An Illinois federal judge dismissed a proposed class action of lawyers whose business information was published by the online attorney database Avvo without their permission. The lead plaintiff, a Chicago-based personal injury lawyer, claimed that Avvo’s service violates the Illinois Right of Publicity Act.

Avvo is designated to permit users to search for attorneys by location, practice area and other criteria. The company generates revenues by offering attorneys the opportunity to purchase advertising space on competitors’ profiles or to ensure that others lawyers cannot promote on their profile.

In granting Avvo’s motion to dismiss, the Court relied on the First Amendment protection of publishing truthful newsworthy information. The decision compared Avvo’s business model to traditional newspapers that advertise space or a yellow pages directory where businesses can pay for a more prominent listing.

The lead plaintiff argued that Avvo, by selling advertising space through “sponsored” links, was participating in commercial speech. In support of this argument, counsel relied on a recent Seventh Circuit decision in a dispute between basketball icon Michael Jordan and Jewel Food Stores. In that case, Jordan sued Jewel when the grocery chain, without his permission, published an advertisement in a Sports Illustrated commemorative issue regarding Jordan’s induction into the Hall of Fame that featured Jordan’s basketball sneakers. The Seventh Circuit held that Jewel was not entitled to First Amendment protection since it was promoting its own brand.

The lead plaintiff argued Avvo was similar to Jewel. The Court disagreed noting that Avvo was more akin to Sports Illustrated, who merely published the advertisement.
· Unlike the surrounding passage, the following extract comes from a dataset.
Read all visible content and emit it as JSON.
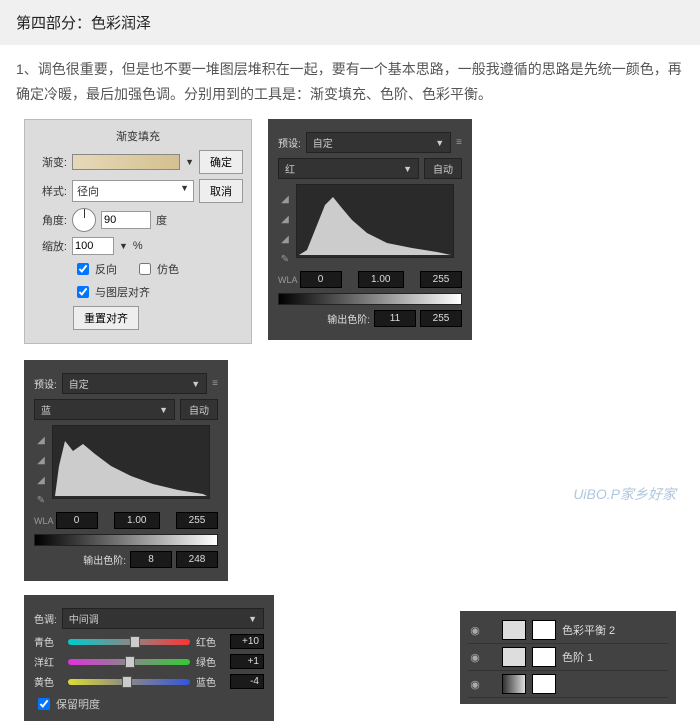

Last month, Avvo avoided a similar suit in California after the lead plaintiff agreed to withdraw the case and pay Avvo’s attorneys fees after the company claimed the litigation violated California’s anti-censorship statute.